Homework 6, Part 1

Due in Section on Friday, March 11, 2016

Part 1 of the homeworks must be completed before section and brought to section. Please refer to the homework turnin instructions.

  1. In a 32-bit machine we subdivide the virtual address into 4 segments as follows:
     
    10-bit
    8-bit
    6-bit
    8 bit
    We use a 3-level page table, such that the first 10-bits are for the first level and so on.
    1. What is the page size in such a system?
    2. What is the size of a page table for a process that has 256K of memory starting at address 0?

  2. In class, we discussed that paging may increase internal fragmentation. What is internal fragmentation? What steps could you take to reduce it?
  3. Consider a paging system with 16 pages and a page size of 256 bytes. The system has 1024 bytes of physical memory.
    1. How many bits are in a physical address?
    2. How many bits represent the page number?
    3. How many bits are in the complete virtual address?
    4. What size are the page frames?
  4. Sam P. Hacker is a Head Guru in a software company known for operating systems with very sorry quality. Hacker suggested a trick to reduce the pressure on the swap space. Instead of swapping out pages that belong to code texts into the swap area, the operating system could just take away the memory frames. If the code page is needed later, it could be paged directly from its binary file. Hacker's argument is that the operating system will save time by not storing the code page into the swap space, and will save space in the swap area. The code text exists on disk anyway, and could be fetched from there. Would you approve of this design? Why or why not?

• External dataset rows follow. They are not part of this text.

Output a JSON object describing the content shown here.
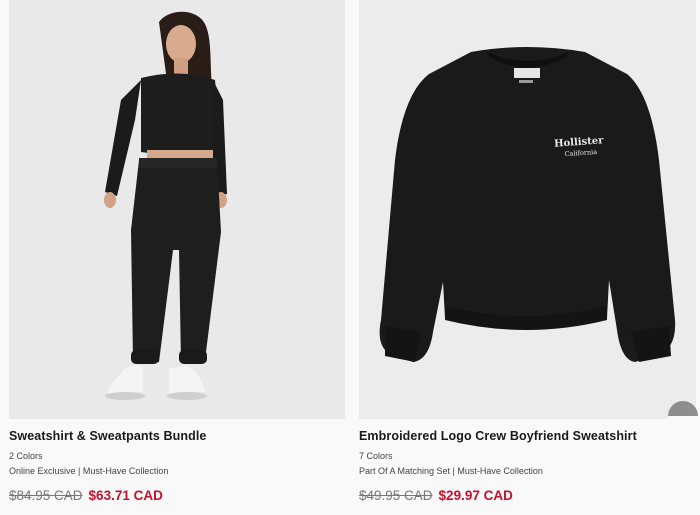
{
  "products": [
    {
      "title": "Sweatshirt & Sweatpants Bundle",
      "colors": "2 Colors",
      "tags": "Online Exclusive | Must-Have Collection",
      "price_original": "$84.95 CAD",
      "price_sale": "$63.71 CAD",
      "image_icon": "model-wearing-black-sweatsuit-image"
    },
    {
      "title": "Embroidered Logo Crew Boyfriend Sweatshirt",
      "colors": "7 Colors",
      "tags": "Part Of A Matching Set | Must-Have Collection",
      "price_original": "$49.95 CAD",
      "price_sale": "$29.97 CAD",
      "image_icon": "black-crew-sweatshirt-image",
      "embroidery_line1": "Hollister",
      "embroidery_line2": "California"
    }
  ],
  "colors": {
    "sale_price": "#c8102e",
    "original_price": "#777777",
    "garment": "#1b1b1b",
    "accent": "#2a6ab0"
  }
}
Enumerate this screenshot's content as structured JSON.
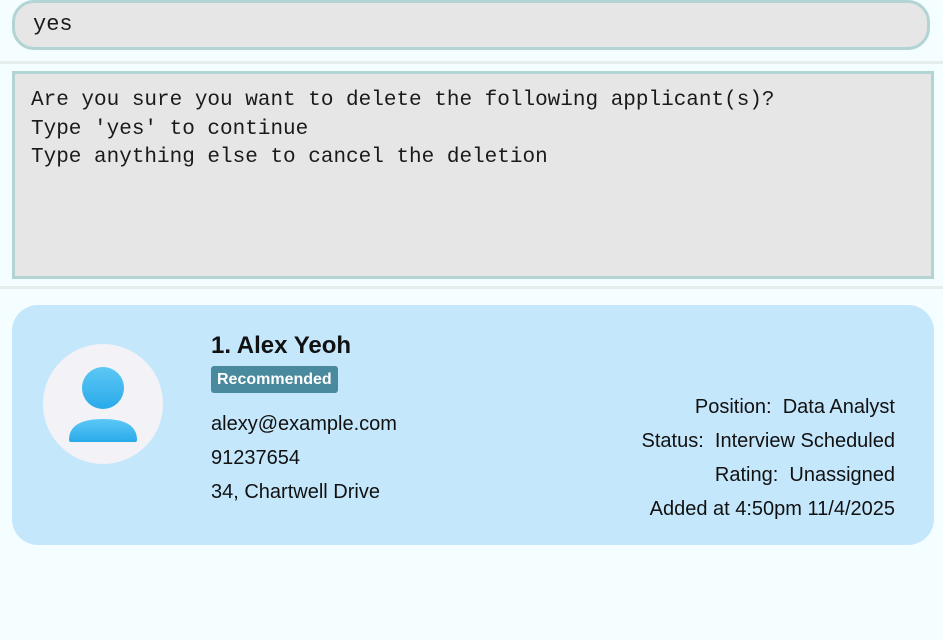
{
  "command_box": {
    "value": "yes"
  },
  "result_display": {
    "lines": [
      "Are you sure you want to delete the following applicant(s)?",
      "Type 'yes' to continue",
      "Type anything else to cancel the deletion"
    ]
  },
  "applicant_card": {
    "index_name": "1. Alex Yeoh",
    "tag": "Recommended",
    "email": "alexy@example.com",
    "phone": "91237654",
    "address": "34, Chartwell Drive",
    "position_label": "Position:",
    "position_value": "Data Analyst",
    "status_label": "Status:",
    "status_value": "Interview Scheduled",
    "rating_label": "Rating:",
    "rating_value": "Unassigned",
    "added_at": "Added at 4:50pm 11/4/2025",
    "avatar_icon": "person-icon"
  },
  "colors": {
    "card_background": "#c5e7fb",
    "tag_background": "#4a8a9e",
    "avatar_accent": "#3fb6ee"
  }
}
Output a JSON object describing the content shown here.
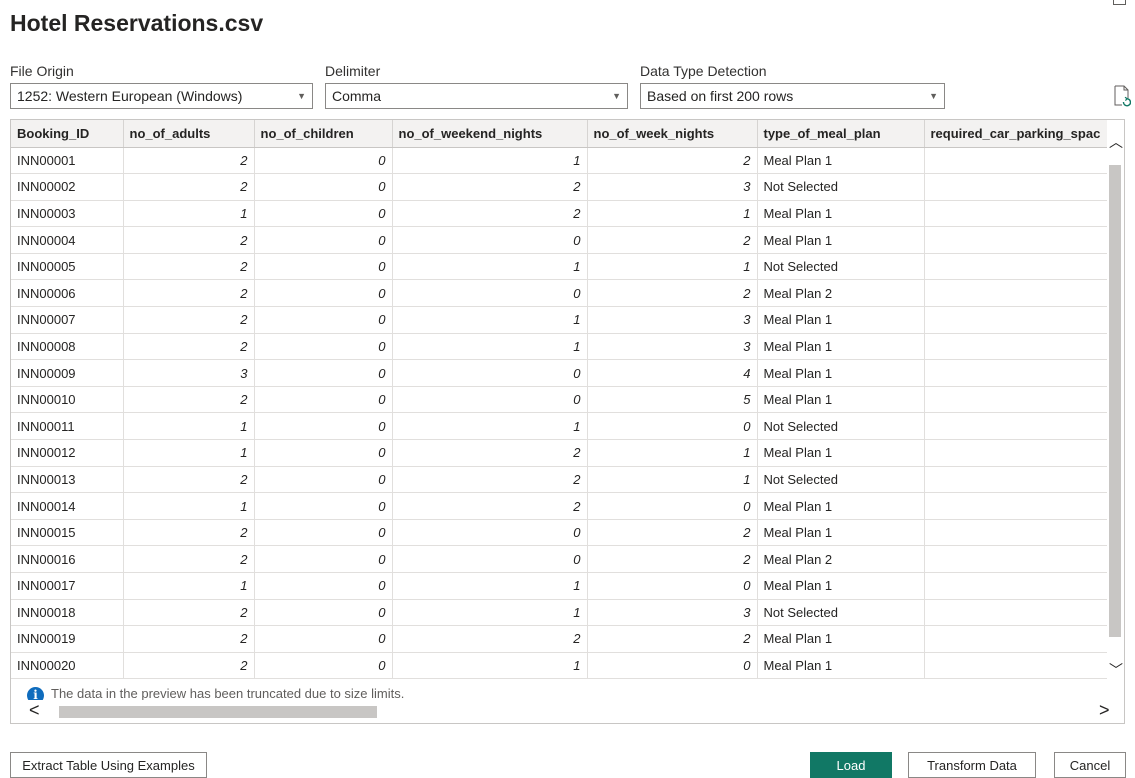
{
  "dialog": {
    "title": "Hotel Reservations.csv"
  },
  "options": {
    "file_origin": {
      "label": "File Origin",
      "value": "1252: Western European (Windows)"
    },
    "delimiter": {
      "label": "Delimiter",
      "value": "Comma"
    },
    "data_type_detection": {
      "label": "Data Type Detection",
      "value": "Based on first 200 rows"
    }
  },
  "table": {
    "columns": [
      "Booking_ID",
      "no_of_adults",
      "no_of_children",
      "no_of_weekend_nights",
      "no_of_week_nights",
      "type_of_meal_plan",
      "required_car_parking_spac"
    ],
    "rows": [
      [
        "INN00001",
        "2",
        "0",
        "1",
        "2",
        "Meal Plan 1",
        ""
      ],
      [
        "INN00002",
        "2",
        "0",
        "2",
        "3",
        "Not Selected",
        ""
      ],
      [
        "INN00003",
        "1",
        "0",
        "2",
        "1",
        "Meal Plan 1",
        ""
      ],
      [
        "INN00004",
        "2",
        "0",
        "0",
        "2",
        "Meal Plan 1",
        ""
      ],
      [
        "INN00005",
        "2",
        "0",
        "1",
        "1",
        "Not Selected",
        ""
      ],
      [
        "INN00006",
        "2",
        "0",
        "0",
        "2",
        "Meal Plan 2",
        ""
      ],
      [
        "INN00007",
        "2",
        "0",
        "1",
        "3",
        "Meal Plan 1",
        ""
      ],
      [
        "INN00008",
        "2",
        "0",
        "1",
        "3",
        "Meal Plan 1",
        ""
      ],
      [
        "INN00009",
        "3",
        "0",
        "0",
        "4",
        "Meal Plan 1",
        ""
      ],
      [
        "INN00010",
        "2",
        "0",
        "0",
        "5",
        "Meal Plan 1",
        ""
      ],
      [
        "INN00011",
        "1",
        "0",
        "1",
        "0",
        "Not Selected",
        ""
      ],
      [
        "INN00012",
        "1",
        "0",
        "2",
        "1",
        "Meal Plan 1",
        ""
      ],
      [
        "INN00013",
        "2",
        "0",
        "2",
        "1",
        "Not Selected",
        ""
      ],
      [
        "INN00014",
        "1",
        "0",
        "2",
        "0",
        "Meal Plan 1",
        ""
      ],
      [
        "INN00015",
        "2",
        "0",
        "0",
        "2",
        "Meal Plan 1",
        ""
      ],
      [
        "INN00016",
        "2",
        "0",
        "0",
        "2",
        "Meal Plan 2",
        ""
      ],
      [
        "INN00017",
        "1",
        "0",
        "1",
        "0",
        "Meal Plan 1",
        ""
      ],
      [
        "INN00018",
        "2",
        "0",
        "1",
        "3",
        "Not Selected",
        ""
      ],
      [
        "INN00019",
        "2",
        "0",
        "2",
        "2",
        "Meal Plan 1",
        ""
      ],
      [
        "INN00020",
        "2",
        "0",
        "1",
        "0",
        "Meal Plan 1",
        ""
      ]
    ]
  },
  "notice": {
    "text": "The data in the preview has been truncated due to size limits."
  },
  "buttons": {
    "extract": "Extract Table Using Examples",
    "load": "Load",
    "transform": "Transform Data",
    "cancel": "Cancel"
  },
  "icons": {
    "restore": "restore-window-icon",
    "refresh": "refresh-preview-icon",
    "info": "info-icon",
    "dropdown": "chevron-down-icon"
  },
  "colors": {
    "primary_button": "#117865",
    "info": "#0f6cbd",
    "header_bg": "#f3f2f1"
  }
}
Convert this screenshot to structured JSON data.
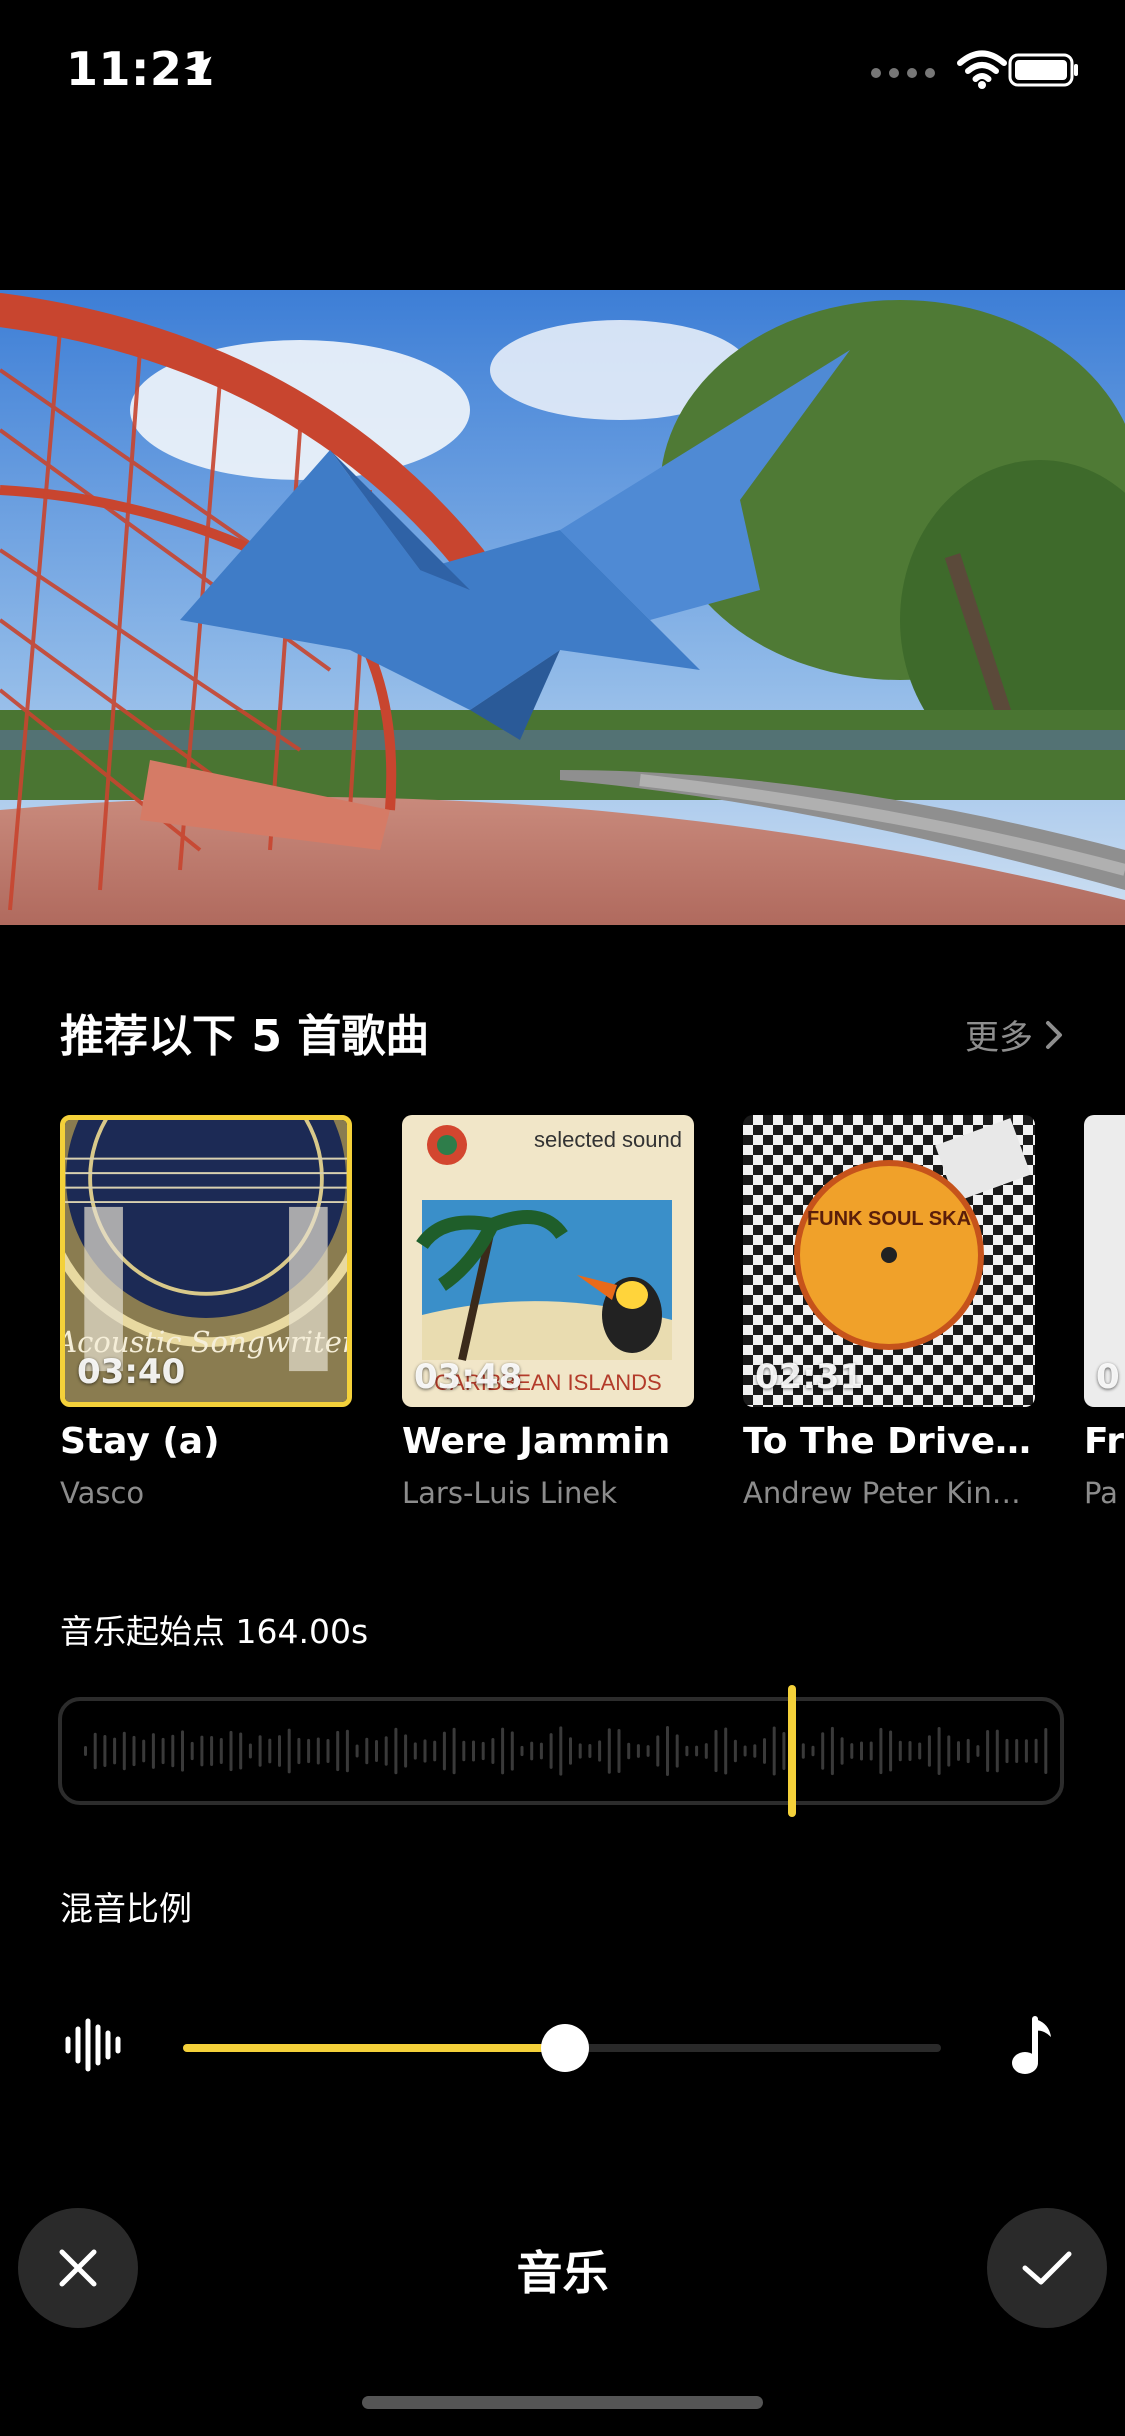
{
  "status_bar": {
    "time": "11:21",
    "icons": [
      "location-arrow-icon",
      "cellular-signal-icon",
      "wifi-icon",
      "battery-icon"
    ]
  },
  "recommend": {
    "title": "推荐以下 5 首歌曲",
    "more_label": "更多"
  },
  "songs": [
    {
      "title": "Stay (a)",
      "artist": "Vasco",
      "duration": "03:40",
      "selected": true
    },
    {
      "title": "Were Jammin",
      "artist": "Lars-Luis  Linek",
      "duration": "03:48",
      "selected": false
    },
    {
      "title": "To The Driveth...",
      "artist": "Andrew Peter King...",
      "duration": "02:31",
      "selected": false
    },
    {
      "title": "Fr",
      "artist": "Pa",
      "duration": "0",
      "selected": false
    }
  ],
  "cover_text": {
    "acoustic": "Acoustic Songwriter",
    "selected_sound": "selected sound",
    "caribbean": "CARIBBEAN ISLANDS",
    "funk": "FUNK SOUL SKA"
  },
  "start_point": {
    "label": "音乐起始点 164.00s"
  },
  "mix": {
    "label": "混音比例",
    "level": 0.5
  },
  "bottom_bar": {
    "title": "音乐"
  },
  "colors": {
    "accent": "#f4d13a",
    "background": "#000000",
    "muted_text": "#8c8c8c"
  }
}
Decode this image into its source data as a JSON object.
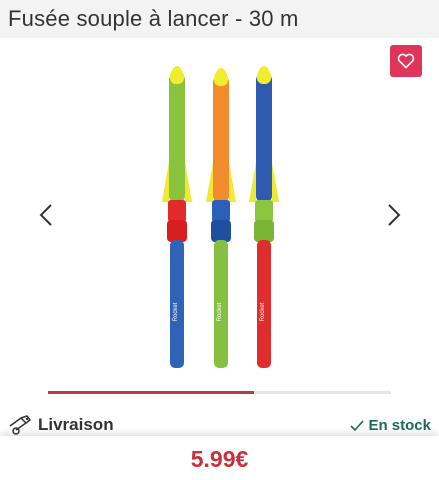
{
  "product": {
    "title": "Fusée souple à lancer - 30 m",
    "price": "5.99€"
  },
  "gallery": {
    "progress": 0.6,
    "icons": {
      "favorite": "heart-icon",
      "prev": "chevron-left-icon",
      "next": "chevron-right-icon"
    },
    "colors": {
      "favorite_bg": "#e0355a",
      "progress": "#b53d3d"
    }
  },
  "delivery": {
    "label": "Livraison",
    "icon": "delivery-icon",
    "stock_label": "En stock",
    "stock_icon": "check-icon",
    "stock_color": "#1d6b57"
  }
}
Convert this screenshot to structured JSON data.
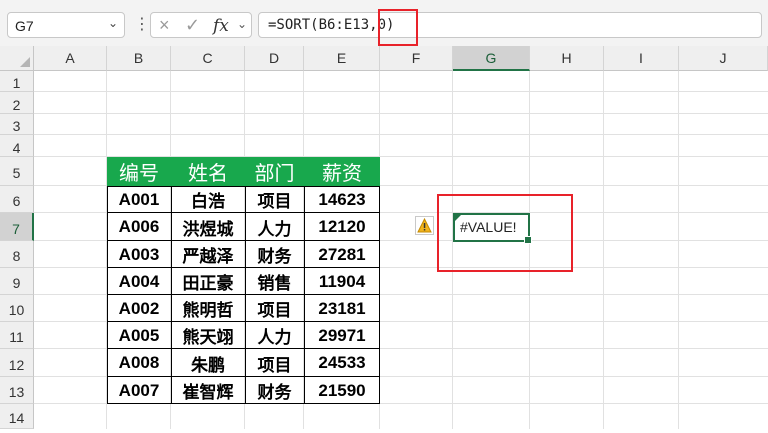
{
  "formula_bar": {
    "name_box": "G7",
    "cancel_icon": "×",
    "enter_icon": "✓",
    "fx_label": "fx",
    "formula": "=SORT(B6:E13,0)"
  },
  "columns": [
    "A",
    "B",
    "C",
    "D",
    "E",
    "F",
    "G",
    "H",
    "I",
    "J"
  ],
  "rows": [
    "1",
    "2",
    "3",
    "4",
    "5",
    "6",
    "7",
    "8",
    "9",
    "10",
    "11",
    "12",
    "13",
    "14"
  ],
  "selected_cell": "G7",
  "table": {
    "headers": [
      "编号",
      "姓名",
      "部门",
      "薪资"
    ],
    "rows": [
      [
        "A001",
        "白浩",
        "项目",
        "14623"
      ],
      [
        "A006",
        "洪煜城",
        "人力",
        "12120"
      ],
      [
        "A003",
        "严越泽",
        "财务",
        "27281"
      ],
      [
        "A004",
        "田正豪",
        "销售",
        "11904"
      ],
      [
        "A002",
        "熊明哲",
        "项目",
        "23181"
      ],
      [
        "A005",
        "熊天翊",
        "人力",
        "29971"
      ],
      [
        "A008",
        "朱鹏",
        "项目",
        "24533"
      ],
      [
        "A007",
        "崔智辉",
        "财务",
        "21590"
      ]
    ]
  },
  "result_cell": "#VALUE!",
  "colors": {
    "header_green": "#18a84d",
    "selection_green": "#217346",
    "highlight_red": "#e8222a"
  }
}
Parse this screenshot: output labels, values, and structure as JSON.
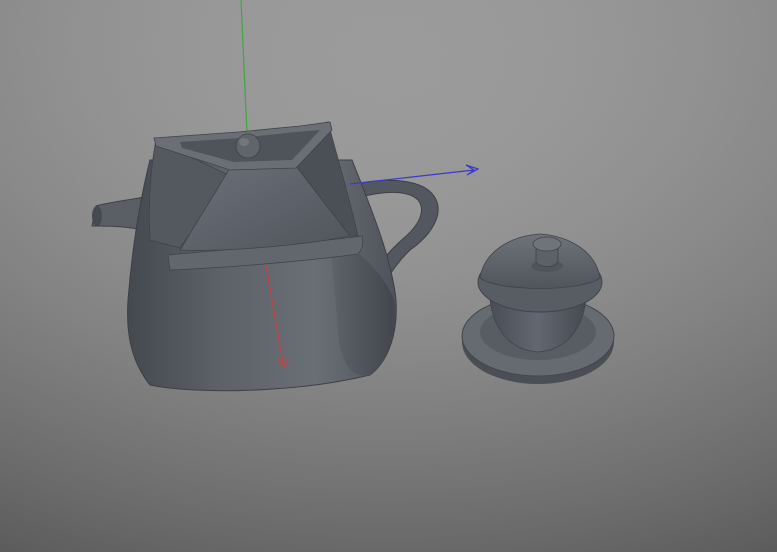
{
  "viewport": {
    "background_top": "#a3a3a3",
    "background_bottom": "#6f6f6f"
  },
  "axes": {
    "y_color": "#3fa83f",
    "z_color": "#3a3ac8",
    "x_color": "#c84040"
  },
  "objects": [
    {
      "name": "teapot",
      "color": "#5b6068"
    },
    {
      "name": "gaiwan-cup-with-saucer",
      "color": "#5b6068"
    }
  ]
}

  5. Belady's anomaly: Intuitively, it seems that the more frames the memory has, the fewer page faults a program will get. Surprisingly enough, this is not always true. Belady (1969) discovered an example in which FIFO page replacement causes more faults with four page frames than with three. This strange situation has become known as Belady's anomaly. To illustrate, a program with five virtual pages numbered from 0 to 4 references its pages in the order:
    0 1 2 3 0 1 4 0 1 2 3 4
    1. Using FIFO replacement and assuming demand paging, compute the number of page faults with 3 frames. Repeat for 4 frames.
    2. Compute the number of page faults under LRU, the clock algorithm, and the optimal algorithm. What do you notice?